- Apr 12, 2001
Earlier this week, news broke that Apple acquired video discovery and recommendation startup Matcha.tv, a service designed to aggregate popular content from streaming video sites like Netflix, iTunes, Hulu, and Amazon Prime to offer its users a list of content available across all of the services.
Details on the purchase have been scarce, but TechCrunch has provided some new information on why Apple decided to buy Matcha, pointing to its video recommendation algorithm as the reason behind the acquisition.
Matcha was originally purchased back in May, before its recommendation site was shut down and its app was pulled from the App Store. It was also reportedly acquired for $10 to $15 million, rather than $1 to $1.5 million as was originally reported.It was Matcha's user acquisition and user engagement strategy that Apple was interested in, according to one of our sources, since the acquisition happened just after Matcha had completed a round of vigorous A/B testing and had "found the answer" to rapid user growth and time spent in app.
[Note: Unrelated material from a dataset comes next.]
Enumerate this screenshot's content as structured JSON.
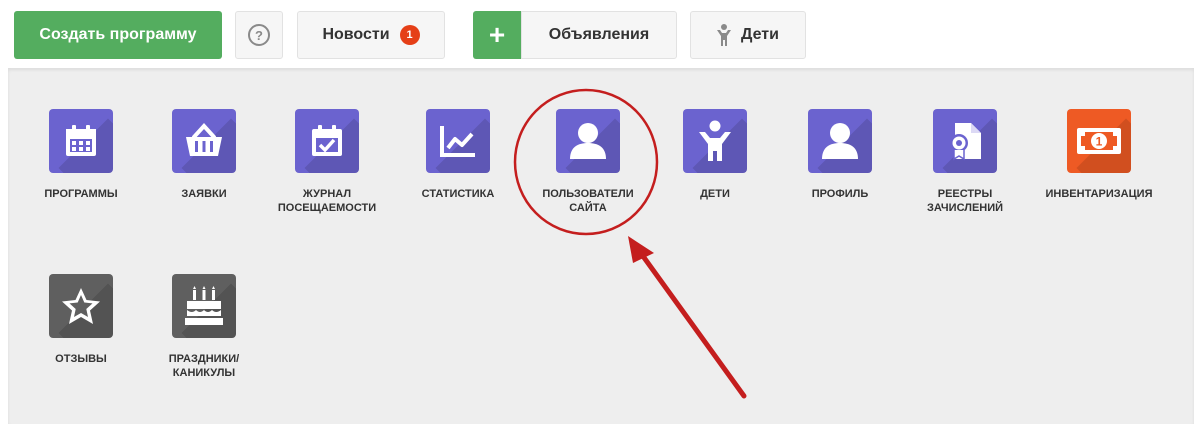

Matcha's pairing algorithms that drove the right content to the right users simply worked best of any other apps competing in that space, the source affirms.
While Matcha's expertise aggregating recommendations from an array of content sources might immediately link its talents to the Apple TV, its notable content delivery algorithms could have a far broader application to facilitate improved recommendations and better content discovery across a number of Apple's products, including the App Store.
Article Link: Apple Bought Matcha for Its Content Recommendation Algorithms